- Activity: The answer must consist of every line in the records that contains the word "code".

Element data from apps and pages:

BEGIN

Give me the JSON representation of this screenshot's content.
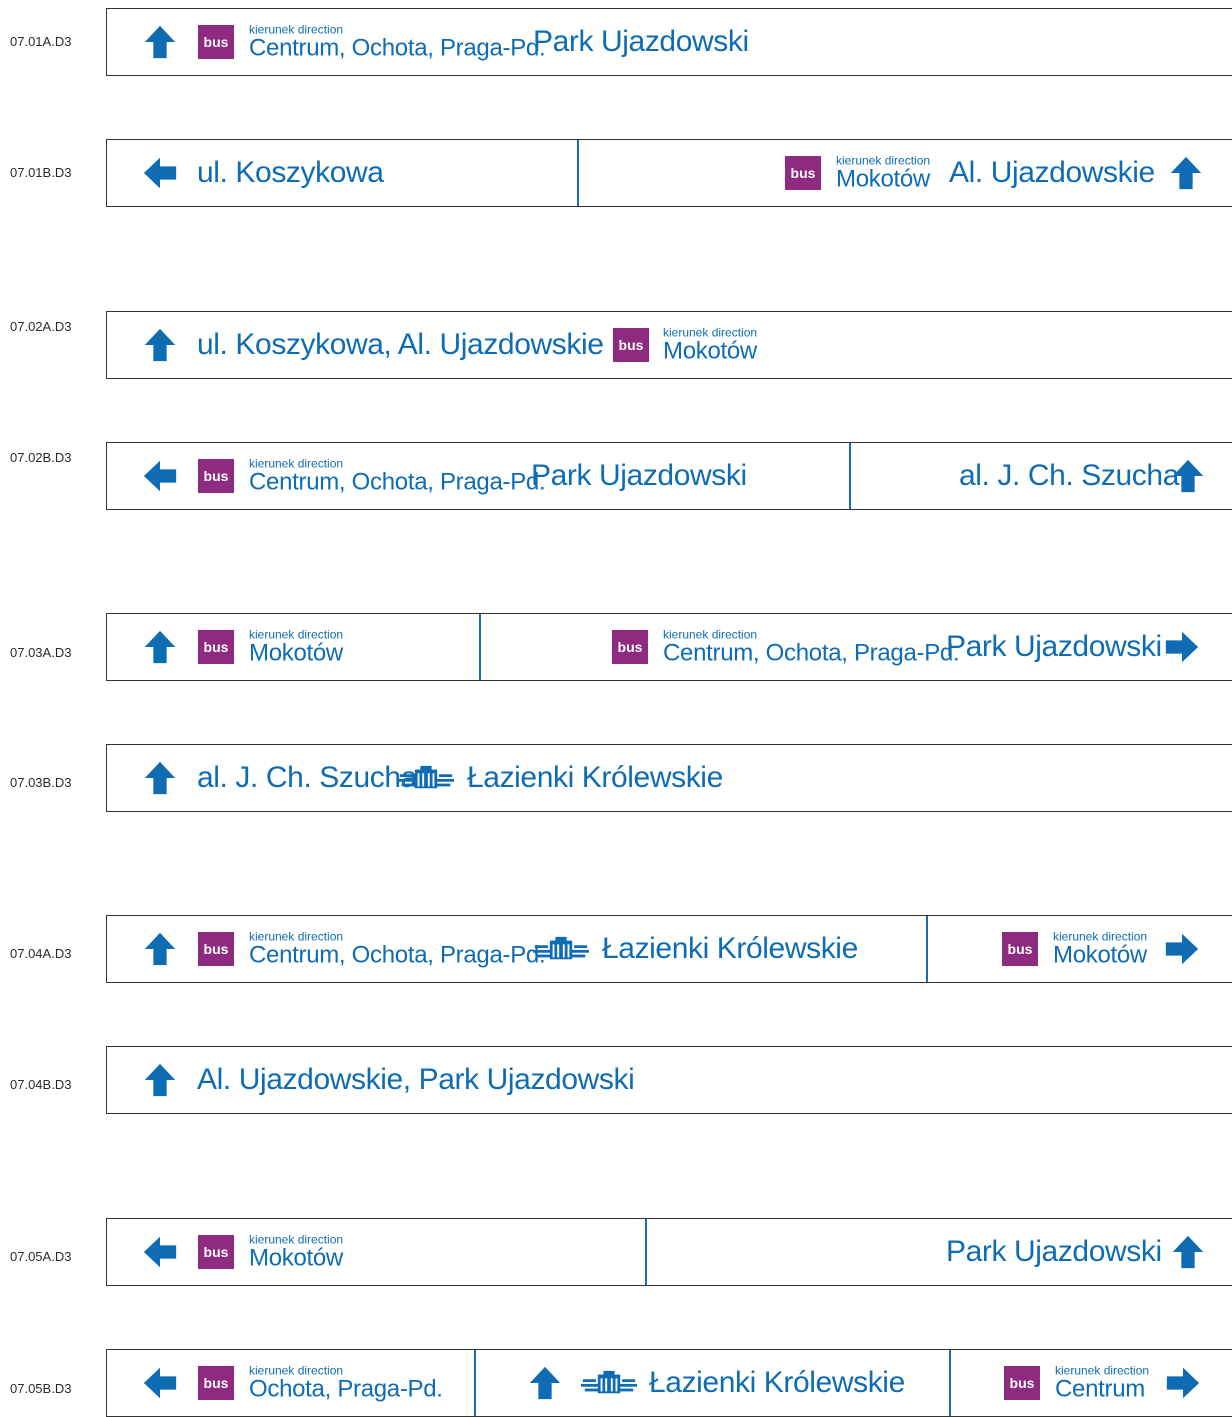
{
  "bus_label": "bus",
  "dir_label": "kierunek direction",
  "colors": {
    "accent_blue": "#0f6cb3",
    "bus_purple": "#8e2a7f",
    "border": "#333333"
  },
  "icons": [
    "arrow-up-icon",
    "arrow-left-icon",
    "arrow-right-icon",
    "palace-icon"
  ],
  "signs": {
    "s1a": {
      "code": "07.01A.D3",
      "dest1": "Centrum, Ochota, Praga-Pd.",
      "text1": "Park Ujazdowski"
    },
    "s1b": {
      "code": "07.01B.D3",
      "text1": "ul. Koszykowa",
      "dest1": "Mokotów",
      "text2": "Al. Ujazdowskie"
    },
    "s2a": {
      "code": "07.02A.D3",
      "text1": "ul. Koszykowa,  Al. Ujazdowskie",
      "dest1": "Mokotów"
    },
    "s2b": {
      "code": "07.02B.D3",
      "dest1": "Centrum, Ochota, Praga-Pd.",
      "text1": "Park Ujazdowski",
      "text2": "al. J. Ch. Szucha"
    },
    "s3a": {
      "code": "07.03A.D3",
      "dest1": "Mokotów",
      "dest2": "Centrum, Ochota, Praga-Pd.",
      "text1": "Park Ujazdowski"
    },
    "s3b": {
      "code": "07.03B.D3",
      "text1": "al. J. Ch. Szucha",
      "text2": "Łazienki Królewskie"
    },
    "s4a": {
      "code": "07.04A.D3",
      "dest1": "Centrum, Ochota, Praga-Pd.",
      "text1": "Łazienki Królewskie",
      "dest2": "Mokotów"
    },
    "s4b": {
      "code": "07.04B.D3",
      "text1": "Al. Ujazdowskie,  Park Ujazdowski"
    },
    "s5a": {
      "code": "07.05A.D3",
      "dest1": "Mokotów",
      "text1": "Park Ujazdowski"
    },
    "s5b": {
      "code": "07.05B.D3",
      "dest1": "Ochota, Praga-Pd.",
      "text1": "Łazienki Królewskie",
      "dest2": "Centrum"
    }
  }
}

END

- Solved exercise:
      "code": "07.01A.D3",
      "code": "07.01B.D3",
      "code": "07.02A.D3",
      "code": "07.02B.D3",
      "code": "07.03A.D3",
      "code": "07.03B.D3",
      "code": "07.04A.D3",
      "code": "07.04B.D3",
      "code": "07.05A.D3",
      "code": "07.05B.D3",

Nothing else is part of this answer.